In Percival Everett’s novel I am Not Sidney Poitier, Not Sidney encounters five nuns as he drives through Alabama, just like in Lilies of the Field. The situation he is put in mirrors the situation of the protagonist Homer Smith from the film. In both the film and the novel, Homer Smith, and his parallel of Not Sidney, is coerced into helping these women. However, instead of building the chapel himself, like Smith did, Not Sidney urges the women to find an architect who could build the chapel, with his money. 

While the nuns in the film appear to care less about their own money and power, the novel illustrates the opposite; the nuns care more about money because it gives them more power. In the novel, Not Sidney offers the money to build a church for the nuns who otherwise do not have the financial stability to support this project. He tells the nuns that he lacks the skills and knowledge to build a chapel, but that he has the money to finance the project. By telling them this, he shows that he is a man with the power to make their goal achievable, placing himself in a position of power above the nuns. 

Everett changing the nuns names’ to those names of male saints is supposed to give them all the illusion of having more power in the novel; however, the nuns ultimately appear to have less power. An instance where Everett gives the nuns less power occurs when Not Sidney is sitting in a diner while in Alabama. The diner owner tells Not Sidney, “‘Those poor sisters,’ she said. ‘They come here from Montana or someplace because somebody left some land to their church’” (Everett, 182). Later, one of the customers, who hears Not Sidney discussing the idea of the nuns wanting to build a church, criticizes them as he says “‘Those crazies?’ he said. ‘Gonna build themselves a church. Out of what, is what I want to know,’” (184). By writing the nuns in as delusional and crazy, it shows the irony of giving these nuns powerful names.

The name changes are significant from the film to the novel to demonstrate the impact of an individual’s identity. Changing the nuns’ names from common names to names of powerful Saints offers a power shift. Throughout the novel, we are able to see Not Sidney finding power over people through his money. While Not Sidney has his interview with Gladys Feet, he recognizes for the first time in the novel the extent of his advantage in life, “I realized that my scads of money gave me a considerable amount of power. A seemingly simple notion, but one that I had either been too stupid to acknowledge or too stubborn to accept” (83). He realizes that money brings power, which leads him to understand his potential for obtaining more power. Even later, when Sister Ireneus tries to steal 50,000 dollars from him, he illustrates his personal advantage as he still gives them the money for the chapel. 

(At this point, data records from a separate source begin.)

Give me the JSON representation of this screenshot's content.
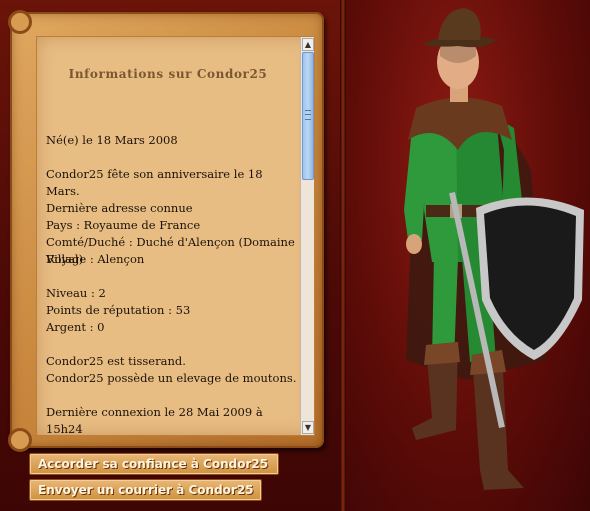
{
  "profile": {
    "title": "Informations sur Condor25",
    "lines": {
      "birth": "Né(e) le 18 Mars 2008",
      "anniversary": "Condor25 fête son anniversaire le 18 Mars.",
      "address_heading": "Dernière adresse connue",
      "country": "Pays : Royaume de France",
      "county": "Comté/Duché : Duché d'Alençon (Domaine Royal)",
      "village": "Village : Alençon",
      "level": "Niveau : 2",
      "reputation": "Points de réputation : 53",
      "money": "Argent : 0",
      "job": "Condor25 est tisserand.",
      "property": "Condor25 possède un elevage de moutons.",
      "last_login": "Dernière connexion le 28 Mai 2009 à 15h24"
    }
  },
  "actions": {
    "trust_label": "Accorder sa confiance à Condor25",
    "mail_label": "Envoyer un courrier à Condor25"
  },
  "scrollbar": {
    "up_glyph": "▲",
    "down_glyph": "▼"
  },
  "avatar": {
    "icon": "character-avatar",
    "colors": {
      "tunic": "#2e9a3c",
      "hat": "#5a3a1e",
      "shield": "#1a1a1a",
      "background": "#6e120c"
    }
  }
}
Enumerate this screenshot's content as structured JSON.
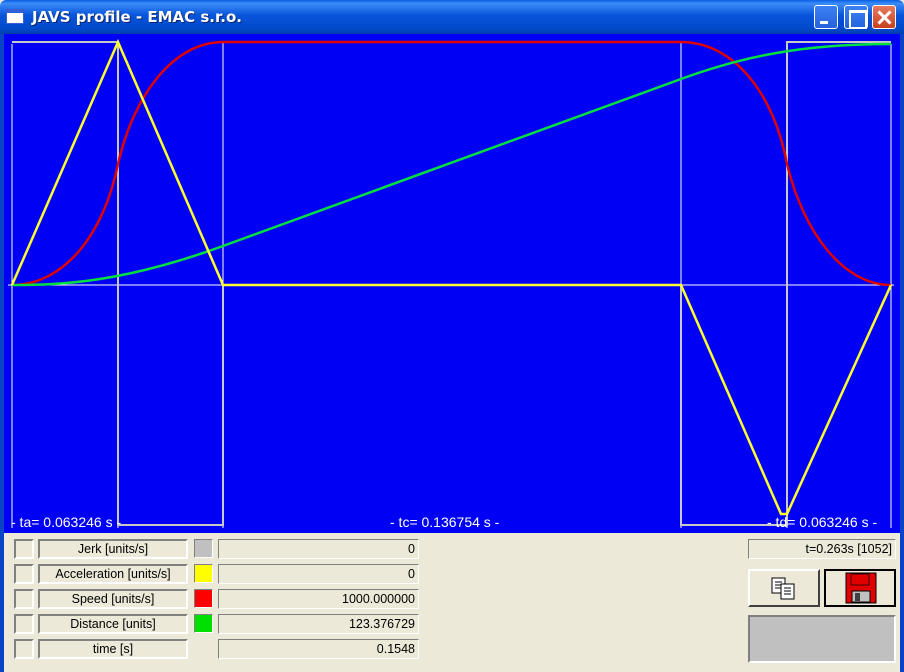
{
  "window": {
    "title": "JAVS profile - EMAC s.r.o."
  },
  "colors": {
    "plot_bg": "#0000F5",
    "jerk": "#C8C8C8",
    "acceleration": "#FFFF00",
    "speed": "#FF0000",
    "distance": "#00E000"
  },
  "plot": {
    "ta_label": "- ta= 0.063246 s -",
    "tc_label": "- tc= 0.136754 s -",
    "td_label": "- td= 0.063246 s -"
  },
  "rows": [
    {
      "label": "Jerk  [units/s]",
      "swatch": "#C0C0C0",
      "value": "0",
      "key": "jerk"
    },
    {
      "label": "Acceleration  [units/s]",
      "swatch": "#FFFF00",
      "value": "0",
      "key": "acceleration"
    },
    {
      "label": "Speed  [units/s]",
      "swatch": "#FF0000",
      "value": "1000.000000",
      "key": "speed"
    },
    {
      "label": "Distance  [units]",
      "swatch": "#00E000",
      "value": "123.376729",
      "key": "distance"
    },
    {
      "label": "time [s]",
      "swatch": "",
      "value": "0.1548",
      "key": "time"
    }
  ],
  "status": {
    "time_readout": "t=0.263s [1052]"
  },
  "icons": {
    "copy": "copy-clipboard-icon",
    "save": "floppy-disk-save-icon"
  }
}
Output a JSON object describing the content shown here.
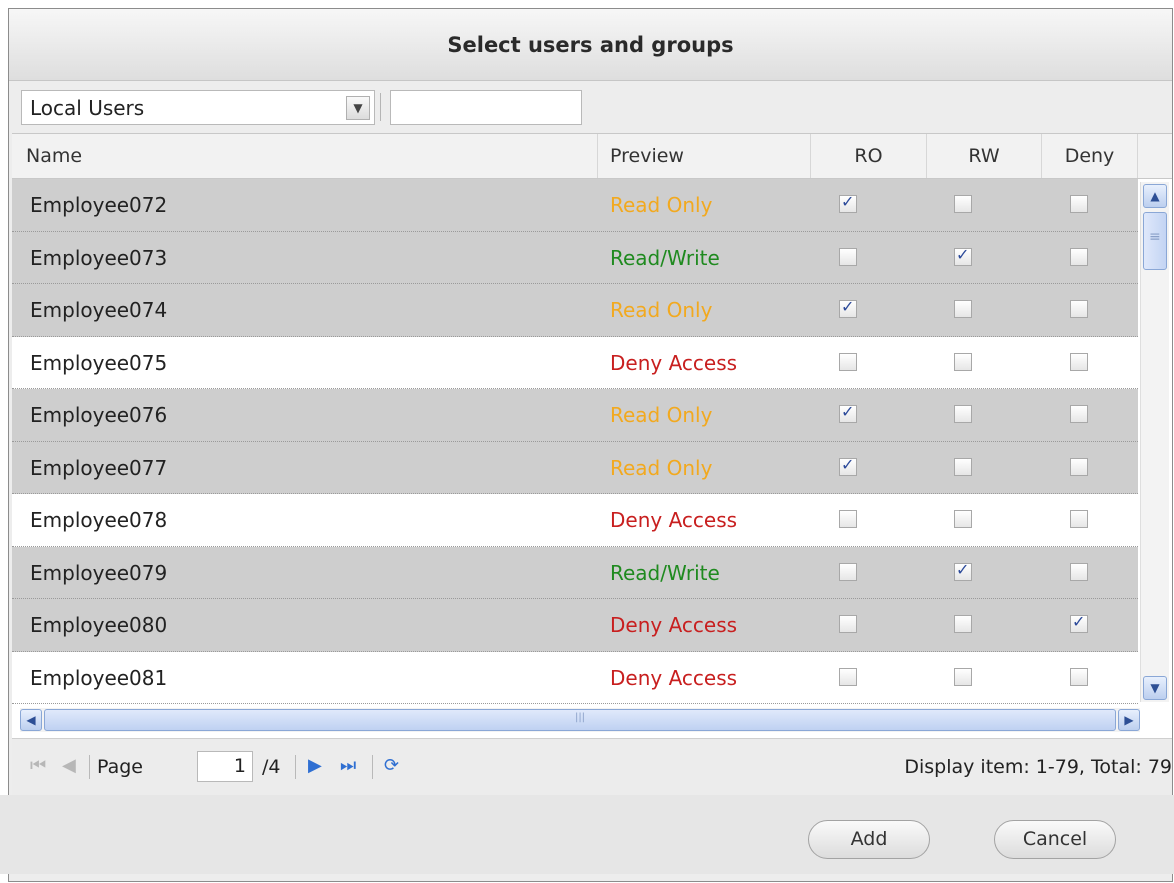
{
  "dialog": {
    "title": "Select users and groups"
  },
  "filter": {
    "selected": "Local Users",
    "search_value": ""
  },
  "columns": {
    "name": "Name",
    "preview": "Preview",
    "ro": "RO",
    "rw": "RW",
    "deny": "Deny"
  },
  "rows": [
    {
      "name": "Employee072",
      "preview": "Read Only",
      "ro": true,
      "rw": false,
      "deny": false,
      "shaded": true
    },
    {
      "name": "Employee073",
      "preview": "Read/Write",
      "ro": false,
      "rw": true,
      "deny": false,
      "shaded": true
    },
    {
      "name": "Employee074",
      "preview": "Read Only",
      "ro": true,
      "rw": false,
      "deny": false,
      "shaded": true
    },
    {
      "name": "Employee075",
      "preview": "Deny Access",
      "ro": false,
      "rw": false,
      "deny": false,
      "shaded": false
    },
    {
      "name": "Employee076",
      "preview": "Read Only",
      "ro": true,
      "rw": false,
      "deny": false,
      "shaded": true
    },
    {
      "name": "Employee077",
      "preview": "Read Only",
      "ro": true,
      "rw": false,
      "deny": false,
      "shaded": true
    },
    {
      "name": "Employee078",
      "preview": "Deny Access",
      "ro": false,
      "rw": false,
      "deny": false,
      "shaded": false
    },
    {
      "name": "Employee079",
      "preview": "Read/Write",
      "ro": false,
      "rw": true,
      "deny": false,
      "shaded": true
    },
    {
      "name": "Employee080",
      "preview": "Deny Access",
      "ro": false,
      "rw": false,
      "deny": true,
      "shaded": true
    },
    {
      "name": "Employee081",
      "preview": "Deny Access",
      "ro": false,
      "rw": false,
      "deny": false,
      "shaded": false
    }
  ],
  "preview_colors": {
    "Read Only": "#f2a91f",
    "Read/Write": "#1f8a1f",
    "Deny Access": "#c81f1f"
  },
  "pager": {
    "page_label": "Page",
    "current_page": "1",
    "total_pages": "/4",
    "display_info": "Display item: 1-79, Total: 79"
  },
  "buttons": {
    "add": "Add",
    "cancel": "Cancel"
  }
}
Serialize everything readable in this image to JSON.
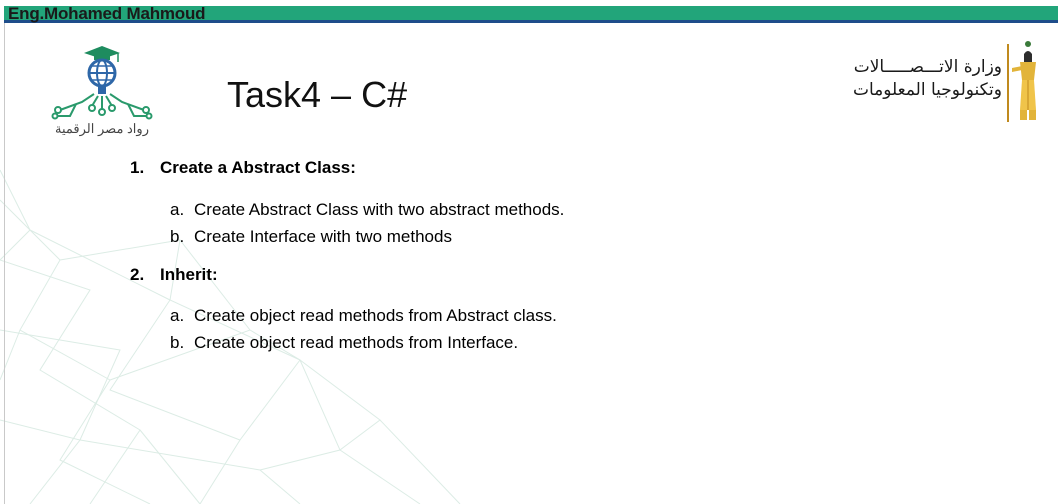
{
  "header": {
    "author": "Eng.Mohamed Mahmoud",
    "accent_green": "#22a57a",
    "accent_blue": "#1e4d8a"
  },
  "logo_left": {
    "caption": "رواد مصر الرقمية",
    "icon": "graduation-globe-icon"
  },
  "logo_right": {
    "line1": "وزارة الاتـــصـــــالات",
    "line2": "وتكنولوجيا المعلومات",
    "icon": "pharaonic-figure-icon"
  },
  "title": "Task4 – C#",
  "items": [
    {
      "number": "1.",
      "label": "Create a Abstract Class:",
      "subs": [
        {
          "letter": "a.",
          "text": "Create Abstract Class with two abstract methods."
        },
        {
          "letter": "b.",
          "text": "Create Interface with two methods"
        }
      ]
    },
    {
      "number": "2.",
      "label": "Inherit:",
      "subs": [
        {
          "letter": "a.",
          "text": "Create object read methods from Abstract class."
        },
        {
          "letter": "b.",
          "text": "Create object read methods from Interface."
        }
      ]
    }
  ]
}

This entire sequence juxtaposing the film Lilies of the Field and the novel I am Not Sidney Poitier sums up one of the major themes of the novel in this way, as it is a condensed portion of the book that can represent the whole. Being financially stable demonstrates the way that both the chapel project and people’s lives depend so heavily on money. By comparing nuns in the novel versus the nuns in the film, there is a clear difference in power dynamics between both of the sets of nuns. This power dynamic is caused simply because of the change of names, and also the way Everett transforms them.